The cancer hasn’t taken any of the 75 inches off my height, but it has subtracted 20 pounds of the hundred and eighty that my frame sported just a few months ago. My face has aged as much as my body since I was diagnosed with the recurrence 14 months ago, and my increasingly white hair, which clung tenaciously to my skull throughout the time I was on Pazopanib, has been deserting the ship to a disturbing extent while I’ve been on the other two anti-cancer drugs. On the positive side, I’m now so skinny that I could play both parts in a production of “Me and my Shadow.”

My friend and long-time editor Ralph Smith, has advised me that a number of people who have read my articles for over the years have written to inquire about how I was progressing and to offer their support and prayers. I can’t tell you how much I have appreciated the ongoing support I have received from so many readers. I will develop and submit to Ralph and Ian Smith additional articles as developments warrant, and am already drafting one on about the current trip to Europe, which is featuring air travel to Rome and a cruise back to the U.S., disembarking at Miami.

With all of the good wishes and support having been extended by family, friends, business associates, readers, and, of course, the whole medical staff at the University of Colorado Hospital, I felt that the least I could do was have a successful overseas vacation and to continue fighting this kidney cancer tooth and nail. I am still confident of prevailing, but I can now readily understand why this disease is considered one tough SOB. I definitely have greater respect for my enemy than I had in the early going, but I’m thinking the cancer may have started to believe that I am every bit as stubborn as it is, if not more so.

I also expect, at Ralph’s suggestion, to resume the development and submission of articles which I believe are relevant to the working lives of Federal employees.

About the Author

Steve Oppermann completed his Federal career on March 31, 1997, after more than 26 years of service, virtually all in human resources management.
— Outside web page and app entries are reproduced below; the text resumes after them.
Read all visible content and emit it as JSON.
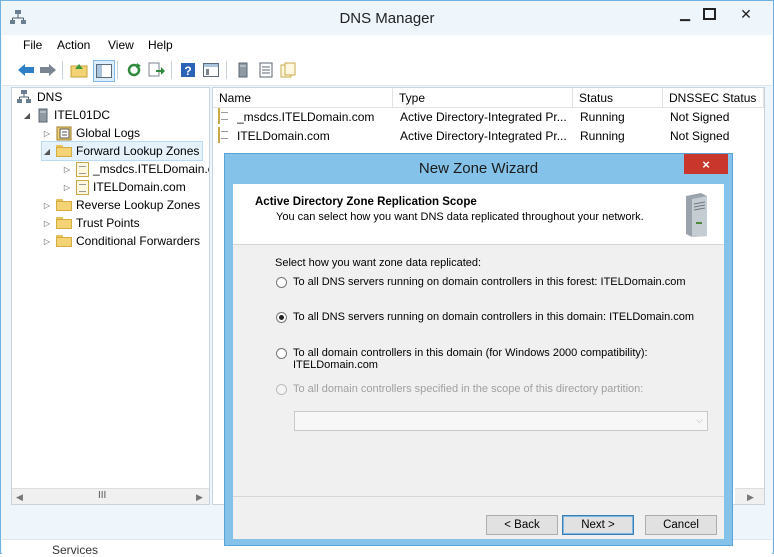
{
  "window": {
    "title": "DNS Manager",
    "controls": {
      "minimize": "minimize-icon",
      "maximize": "maximize-icon",
      "close": "close-icon"
    }
  },
  "menu": [
    "File",
    "Action",
    "View",
    "Help"
  ],
  "toolbar": [
    "back-icon",
    "forward-icon",
    "up-folder-icon",
    "show-hide-tree-icon",
    "refresh-icon",
    "export-icon",
    "help-icon",
    "properties-icon",
    "server-icon",
    "list-icon",
    "zone-icon"
  ],
  "tree": {
    "root": "DNS",
    "server": "ITEL01DC",
    "items": [
      "Global Logs",
      "Forward Lookup Zones",
      "_msdcs.ITELDomain.c",
      "ITELDomain.com",
      "Reverse Lookup Zones",
      "Trust Points",
      "Conditional Forwarders"
    ],
    "scroll_thumb": "III"
  },
  "list": {
    "columns": [
      "Name",
      "Type",
      "Status",
      "DNSSEC Status"
    ],
    "rows": [
      [
        "_msdcs.ITELDomain.com",
        "Active Directory-Integrated Pr...",
        "Running",
        "Not Signed"
      ],
      [
        "ITELDomain.com",
        "Active Directory-Integrated Pr...",
        "Running",
        "Not Signed"
      ]
    ]
  },
  "bottom": {
    "text": "Services"
  },
  "wizard": {
    "title": "New Zone Wizard",
    "close": "×",
    "heading": "Active Directory Zone Replication Scope",
    "subheading": "You can select how you want DNS data replicated throughout your network.",
    "prompt": "Select how you want zone data replicated:",
    "options": [
      {
        "label": "To all DNS servers running on domain controllers in this forest: ITELDomain.com",
        "checked": false,
        "enabled": true
      },
      {
        "label": "To all DNS servers running on domain controllers in this domain: ITELDomain.com",
        "checked": true,
        "enabled": true
      },
      {
        "label": "To all domain controllers in this domain (for Windows 2000 compatibility):",
        "label2": "ITELDomain.com",
        "checked": false,
        "enabled": true
      },
      {
        "label": "To all domain controllers specified in the scope of this directory partition:",
        "checked": false,
        "enabled": false
      }
    ],
    "combo_value": "",
    "buttons": {
      "back": "< Back",
      "next": "Next >",
      "cancel": "Cancel"
    }
  }
}
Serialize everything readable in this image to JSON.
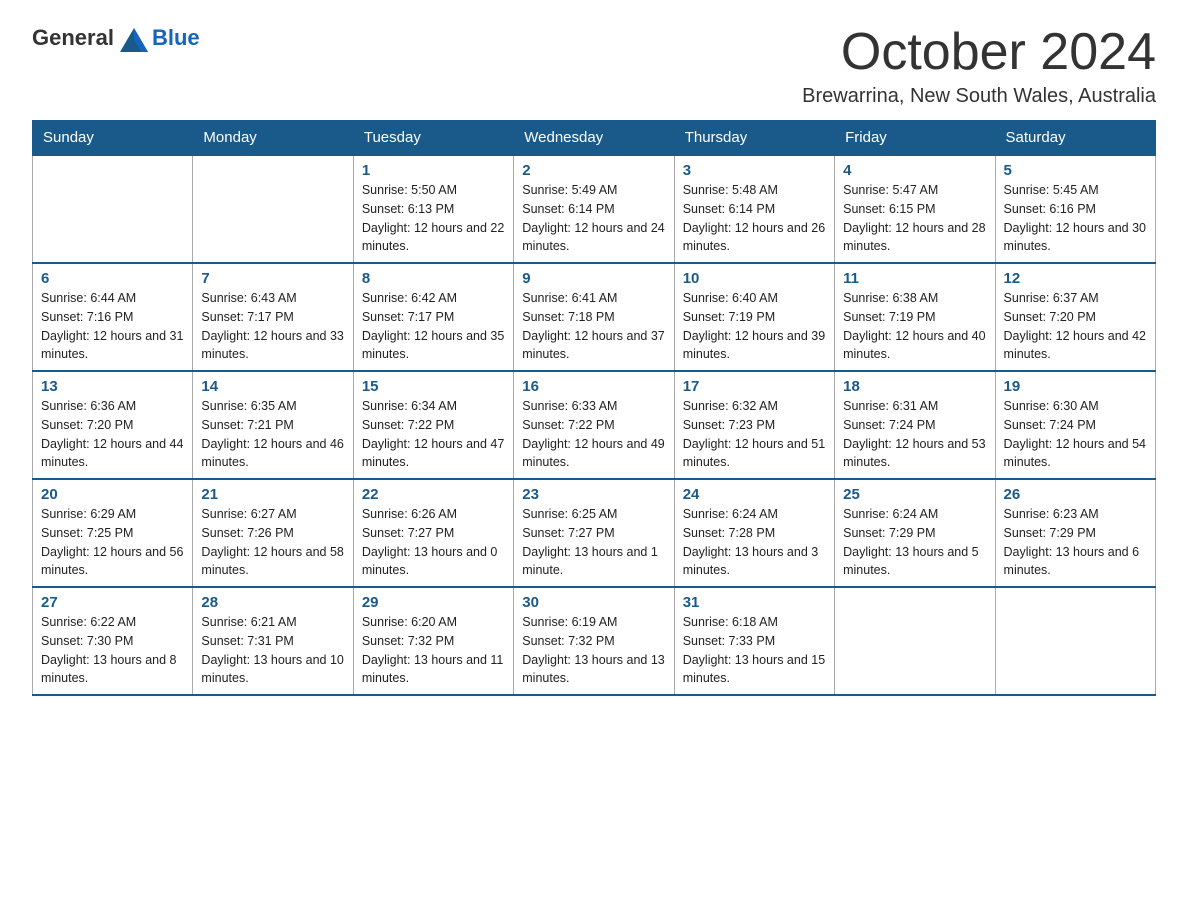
{
  "logo": {
    "general": "General",
    "blue": "Blue"
  },
  "title": "October 2024",
  "location": "Brewarrina, New South Wales, Australia",
  "weekdays": [
    "Sunday",
    "Monday",
    "Tuesday",
    "Wednesday",
    "Thursday",
    "Friday",
    "Saturday"
  ],
  "weeks": [
    [
      {
        "day": "",
        "sunrise": "",
        "sunset": "",
        "daylight": ""
      },
      {
        "day": "",
        "sunrise": "",
        "sunset": "",
        "daylight": ""
      },
      {
        "day": "1",
        "sunrise": "Sunrise: 5:50 AM",
        "sunset": "Sunset: 6:13 PM",
        "daylight": "Daylight: 12 hours and 22 minutes."
      },
      {
        "day": "2",
        "sunrise": "Sunrise: 5:49 AM",
        "sunset": "Sunset: 6:14 PM",
        "daylight": "Daylight: 12 hours and 24 minutes."
      },
      {
        "day": "3",
        "sunrise": "Sunrise: 5:48 AM",
        "sunset": "Sunset: 6:14 PM",
        "daylight": "Daylight: 12 hours and 26 minutes."
      },
      {
        "day": "4",
        "sunrise": "Sunrise: 5:47 AM",
        "sunset": "Sunset: 6:15 PM",
        "daylight": "Daylight: 12 hours and 28 minutes."
      },
      {
        "day": "5",
        "sunrise": "Sunrise: 5:45 AM",
        "sunset": "Sunset: 6:16 PM",
        "daylight": "Daylight: 12 hours and 30 minutes."
      }
    ],
    [
      {
        "day": "6",
        "sunrise": "Sunrise: 6:44 AM",
        "sunset": "Sunset: 7:16 PM",
        "daylight": "Daylight: 12 hours and 31 minutes."
      },
      {
        "day": "7",
        "sunrise": "Sunrise: 6:43 AM",
        "sunset": "Sunset: 7:17 PM",
        "daylight": "Daylight: 12 hours and 33 minutes."
      },
      {
        "day": "8",
        "sunrise": "Sunrise: 6:42 AM",
        "sunset": "Sunset: 7:17 PM",
        "daylight": "Daylight: 12 hours and 35 minutes."
      },
      {
        "day": "9",
        "sunrise": "Sunrise: 6:41 AM",
        "sunset": "Sunset: 7:18 PM",
        "daylight": "Daylight: 12 hours and 37 minutes."
      },
      {
        "day": "10",
        "sunrise": "Sunrise: 6:40 AM",
        "sunset": "Sunset: 7:19 PM",
        "daylight": "Daylight: 12 hours and 39 minutes."
      },
      {
        "day": "11",
        "sunrise": "Sunrise: 6:38 AM",
        "sunset": "Sunset: 7:19 PM",
        "daylight": "Daylight: 12 hours and 40 minutes."
      },
      {
        "day": "12",
        "sunrise": "Sunrise: 6:37 AM",
        "sunset": "Sunset: 7:20 PM",
        "daylight": "Daylight: 12 hours and 42 minutes."
      }
    ],
    [
      {
        "day": "13",
        "sunrise": "Sunrise: 6:36 AM",
        "sunset": "Sunset: 7:20 PM",
        "daylight": "Daylight: 12 hours and 44 minutes."
      },
      {
        "day": "14",
        "sunrise": "Sunrise: 6:35 AM",
        "sunset": "Sunset: 7:21 PM",
        "daylight": "Daylight: 12 hours and 46 minutes."
      },
      {
        "day": "15",
        "sunrise": "Sunrise: 6:34 AM",
        "sunset": "Sunset: 7:22 PM",
        "daylight": "Daylight: 12 hours and 47 minutes."
      },
      {
        "day": "16",
        "sunrise": "Sunrise: 6:33 AM",
        "sunset": "Sunset: 7:22 PM",
        "daylight": "Daylight: 12 hours and 49 minutes."
      },
      {
        "day": "17",
        "sunrise": "Sunrise: 6:32 AM",
        "sunset": "Sunset: 7:23 PM",
        "daylight": "Daylight: 12 hours and 51 minutes."
      },
      {
        "day": "18",
        "sunrise": "Sunrise: 6:31 AM",
        "sunset": "Sunset: 7:24 PM",
        "daylight": "Daylight: 12 hours and 53 minutes."
      },
      {
        "day": "19",
        "sunrise": "Sunrise: 6:30 AM",
        "sunset": "Sunset: 7:24 PM",
        "daylight": "Daylight: 12 hours and 54 minutes."
      }
    ],
    [
      {
        "day": "20",
        "sunrise": "Sunrise: 6:29 AM",
        "sunset": "Sunset: 7:25 PM",
        "daylight": "Daylight: 12 hours and 56 minutes."
      },
      {
        "day": "21",
        "sunrise": "Sunrise: 6:27 AM",
        "sunset": "Sunset: 7:26 PM",
        "daylight": "Daylight: 12 hours and 58 minutes."
      },
      {
        "day": "22",
        "sunrise": "Sunrise: 6:26 AM",
        "sunset": "Sunset: 7:27 PM",
        "daylight": "Daylight: 13 hours and 0 minutes."
      },
      {
        "day": "23",
        "sunrise": "Sunrise: 6:25 AM",
        "sunset": "Sunset: 7:27 PM",
        "daylight": "Daylight: 13 hours and 1 minute."
      },
      {
        "day": "24",
        "sunrise": "Sunrise: 6:24 AM",
        "sunset": "Sunset: 7:28 PM",
        "daylight": "Daylight: 13 hours and 3 minutes."
      },
      {
        "day": "25",
        "sunrise": "Sunrise: 6:24 AM",
        "sunset": "Sunset: 7:29 PM",
        "daylight": "Daylight: 13 hours and 5 minutes."
      },
      {
        "day": "26",
        "sunrise": "Sunrise: 6:23 AM",
        "sunset": "Sunset: 7:29 PM",
        "daylight": "Daylight: 13 hours and 6 minutes."
      }
    ],
    [
      {
        "day": "27",
        "sunrise": "Sunrise: 6:22 AM",
        "sunset": "Sunset: 7:30 PM",
        "daylight": "Daylight: 13 hours and 8 minutes."
      },
      {
        "day": "28",
        "sunrise": "Sunrise: 6:21 AM",
        "sunset": "Sunset: 7:31 PM",
        "daylight": "Daylight: 13 hours and 10 minutes."
      },
      {
        "day": "29",
        "sunrise": "Sunrise: 6:20 AM",
        "sunset": "Sunset: 7:32 PM",
        "daylight": "Daylight: 13 hours and 11 minutes."
      },
      {
        "day": "30",
        "sunrise": "Sunrise: 6:19 AM",
        "sunset": "Sunset: 7:32 PM",
        "daylight": "Daylight: 13 hours and 13 minutes."
      },
      {
        "day": "31",
        "sunrise": "Sunrise: 6:18 AM",
        "sunset": "Sunset: 7:33 PM",
        "daylight": "Daylight: 13 hours and 15 minutes."
      },
      {
        "day": "",
        "sunrise": "",
        "sunset": "",
        "daylight": ""
      },
      {
        "day": "",
        "sunrise": "",
        "sunset": "",
        "daylight": ""
      }
    ]
  ]
}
He served as Regional Director of Personnel for GSA and advised and represented management in six agencies during his federal career. Steve passed away after a battle with cancer on December 22, 2013.